We’re in the thick of the NFL offseason and it’s officially time to start fantasy football prep. I’ll be answering the biggest questions heading into the 2021 season. Click here to read the series of questions answered so far.
Most football fans would be hard pressed to name more than a few play-callers better than San Francisco 49ers head coach Kyle Shanahan. Yes, PFF managed to name at least six, but generally the mastermind behind the 2012 Washington Football Team, 2016 Atlanta Falcons and 2019 49ers is considered one of the league’s best at what he does.
Here’s the one secret about Shanny that the government doesn’t want you to know: Those three aforementioned offenses mark the only instances of him finishing inside of the NFL’s top-20 scoring units since 2010. The general lack of competent quarterback play in the other seasons makes it tough to completely blame Shanahan for these failures; just realize it hasn’t been a given that he’ll lead an elite scoring offense over the years.
The bigger constant for Shanahan as a play-caller has been the presence of a dominant rushing attack. Overall, he’s finished with a top-five offense in total rushing scores on four separate occasions since 2012 while only falling outside of the top 13 once. There’s a good chance you’ve been a solid fantasy football asset if you’ve been a starting running back for the Shanahan family over the years. This season’s crop of contenders doesn’t look much different from past producers from a talent perspective; the million dollar question is who will rise to the top of the 49ers’ somewhat muddled depth chart.
What follows is a breakdown on Shanahan’s historical habits when it comes to his backfield splits and which San Francisco running backs to target in fantasy land ahead of 2021.
Shanahan typically uses multiple running backs
There are 13 seasons' worth of data on Shanahan backfields where he was either the offensive coordinator or head coach.

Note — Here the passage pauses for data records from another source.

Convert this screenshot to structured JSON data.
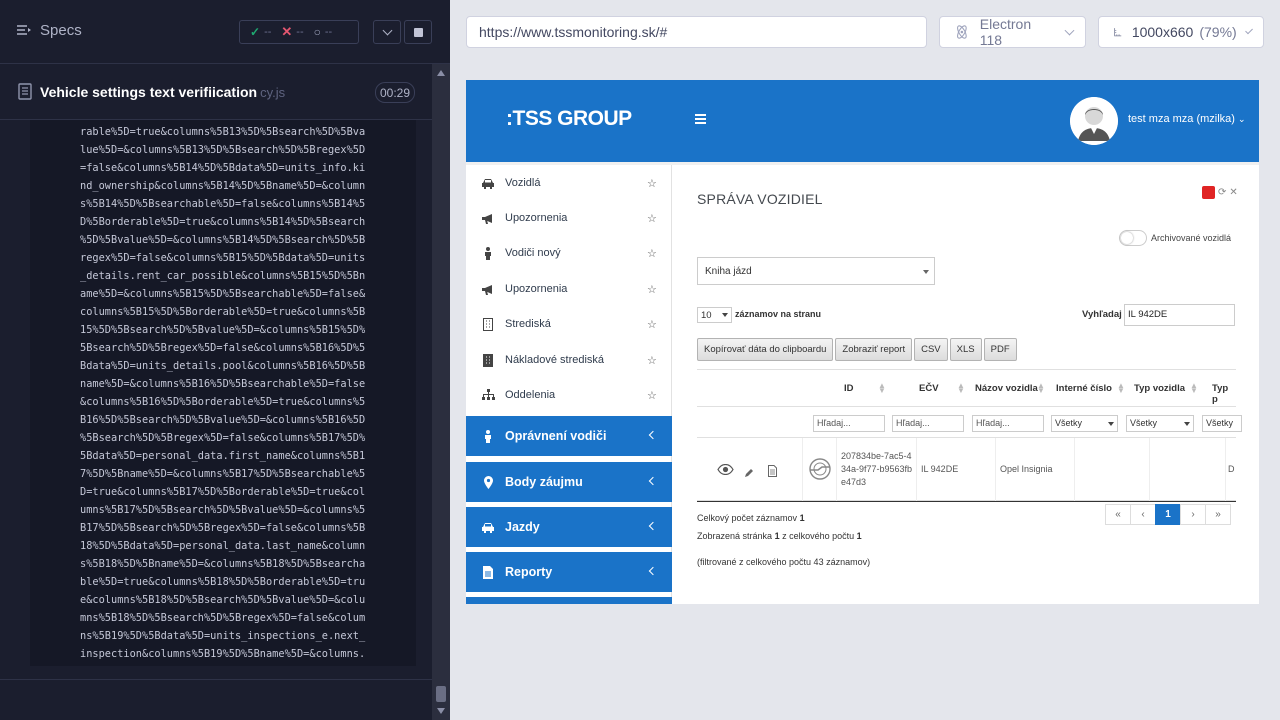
{
  "runner": {
    "specs_label": "Specs",
    "stats": {
      "passed": "--",
      "failed": "--",
      "pending": "--"
    },
    "test_title": "Vehicle settings text verifiication",
    "test_file": "cy.js",
    "duration": "00:29",
    "log_lines": [
      "rable%5D=true&columns%5B13%5D%5Bsearch%5D%5Bva",
      "lue%5D=&columns%5B13%5D%5Bsearch%5D%5Bregex%5D",
      "=false&columns%5B14%5D%5Bdata%5D=units_info.ki",
      "nd_ownership&columns%5B14%5D%5Bname%5D=&column",
      "s%5B14%5D%5Bsearchable%5D=false&columns%5B14%5",
      "D%5Borderable%5D=true&columns%5B14%5D%5Bsearch",
      "%5D%5Bvalue%5D=&columns%5B14%5D%5Bsearch%5D%5B",
      "regex%5D=false&columns%5B15%5D%5Bdata%5D=units",
      "_details.rent_car_possible&columns%5B15%5D%5Bn",
      "ame%5D=&columns%5B15%5D%5Bsearchable%5D=false&",
      "columns%5B15%5D%5Borderable%5D=true&columns%5B",
      "15%5D%5Bsearch%5D%5Bvalue%5D=&columns%5B15%5D%",
      "5Bsearch%5D%5Bregex%5D=false&columns%5B16%5D%5",
      "Bdata%5D=units_details.pool&columns%5B16%5D%5B",
      "name%5D=&columns%5B16%5D%5Bsearchable%5D=false",
      "&columns%5B16%5D%5Borderable%5D=true&columns%5",
      "B16%5D%5Bsearch%5D%5Bvalue%5D=&columns%5B16%5D",
      "%5Bsearch%5D%5Bregex%5D=false&columns%5B17%5D%",
      "5Bdata%5D=personal_data.first_name&columns%5B1",
      "7%5D%5Bname%5D=&columns%5B17%5D%5Bsearchable%5",
      "D=true&columns%5B17%5D%5Borderable%5D=true&col",
      "umns%5B17%5D%5Bsearch%5D%5Bvalue%5D=&columns%5",
      "B17%5D%5Bsearch%5D%5Bregex%5D=false&columns%5B",
      "18%5D%5Bdata%5D=personal_data.last_name&column",
      "s%5B18%5D%5Bname%5D=&columns%5B18%5D%5Bsearcha",
      "ble%5D=true&columns%5B18%5D%5Borderable%5D=tru",
      "e&columns%5B18%5D%5Bsearch%5D%5Bvalue%5D=&colu",
      "mns%5B18%5D%5Bsearch%5D%5Bregex%5D=false&colum",
      "ns%5B19%5D%5Bdata%5D=units_inspections_e.next_",
      "inspection&columns%5B19%5D%5Bname%5D=&columns."
    ]
  },
  "topbar": {
    "url": "https://www.tssmonitoring.sk/#",
    "browser": "Electron 118",
    "viewport": "1000x660",
    "zoom": "(79%)"
  },
  "app": {
    "brand": ":TSS GROUP",
    "user": "test mza mza (mzilka)",
    "menu_items": [
      {
        "label": "Vozidlá",
        "icon": "car-icon"
      },
      {
        "label": "Upozornenia",
        "icon": "megaphone-icon"
      },
      {
        "label": "Vodiči nový",
        "icon": "person-icon"
      },
      {
        "label": "Upozornenia",
        "icon": "megaphone-icon"
      },
      {
        "label": "Strediská",
        "icon": "building-icon"
      },
      {
        "label": "Nákladové strediská",
        "icon": "building-icon"
      },
      {
        "label": "Oddelenia",
        "icon": "sitemap-icon"
      }
    ],
    "menu_groups": [
      {
        "label": "Oprávnení vodiči",
        "icon": "person-icon"
      },
      {
        "label": "Body záujmu",
        "icon": "map-pin-icon"
      },
      {
        "label": "Jazdy",
        "icon": "car-icon"
      },
      {
        "label": "Reporty",
        "icon": "file-icon"
      }
    ],
    "page_title": "SPRÁVA VOZIDIEL",
    "archived_label": "Archivované vozidlá",
    "book_select": "Kniha jázd",
    "page_length": "10",
    "page_length_label": "záznamov na stranu",
    "search_label": "Vyhľadaj",
    "search_value": "IL 942DE",
    "buttons": [
      "Kopírovať dáta do clipboardu",
      "Zobraziť report",
      "CSV",
      "XLS",
      "PDF"
    ],
    "columns": [
      "ID",
      "EČV",
      "Názov vozidla",
      "Interné číslo",
      "Typ vozidla",
      "Typ p"
    ],
    "filters": {
      "text_placeholder": "Hľadaj...",
      "select_all": "Všetky"
    },
    "row": {
      "id": "207834be-7ac5-434a-9f77-b9563fbe47d3",
      "ecv": "IL 942DE",
      "name": "Opel Insignia",
      "last": "D"
    },
    "info": {
      "total_label": "Celkový počet záznamov",
      "total_value": "1",
      "page_prefix": "Zobrazená stránka",
      "page_value": "1",
      "page_mid": "z celkového počtu",
      "page_total": "1",
      "filtered": "(filtrované z celkového počtu 43 záznamov)"
    },
    "pager": [
      "«",
      "‹",
      "1",
      "›",
      "»"
    ]
  }
}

The following table lists each year’s respective 1) RB1, 2) fantasy finish, and 3) workload.
|2008||HOU||Steve Slaton||RB7||318 touches in 16 games. Workhorse|
|2009||HOU||Slaton||RB29||175 touches in 11 games. Reduced, but still featured RB|
|2010||WAS||Ryan Torain||RB33||Portis injury led to Torain generally working as a workhorse|
|2011||WAS||Roy Helu||RB24||200 touches in 15 games. Lead committee back|
|2012||WAS||Alfred Morris||RB7||346 touches in 16 games. Workhorse|
|2013||WAS||Morris||RB19||285 touches in 16 games. Workhorse|
|2014||CLE||Isaiah Crowell||RB33||Split with West and Tate in 3-RB committee|
|2015||ATL||Devonta Freeman||RB1||338 touches in 15 games. Workhorse|
|2016||ATL||Freeman||RB6||281 touches while Coleman had 149. Lead committee back|
|2017||SF||Carlos Hyde||RB8||299 touches in 16 games. Workhorse|
|2018||SF||Matt Breida||RB26||No 49ers RB reached 200 touches or 15 games|
|2019||SF||Raheem Mostert||RB26||Took over down the stretch, but no RB had more than 160 touches|
|2020||SF||Jeff Wilson||RB31||Committee back benefited mightily from Mostert and Coleman injuries|
Injuries have certainly limited Shanny’s chances at giving a single running back a massive workload in recent years. Still, we’ve somewhat consistently seen Shanahan lean on multiple running backs, with the main exceptions being Morris, Freeman and Hyde.
Zeroing in on specifically 2020 adds credence to the idea that we’re going to see multiple backs involved regardless of how inevitable injuries play out. Last season, Mostert never played more than 60% of the offense’s snaps in a single game and it took Wilson until Week 16 to do so for the first time. Somehow Jerick McKinnon led the way with three such games, but he typically wasn’t afforded the sort of enhanced workload that usually goes hand in hand with an increase in snaps.
Shanahan isn’t immune to handing over the backfield to a single back; the problem is that we shouldn’t necessarily expect that to happen next season.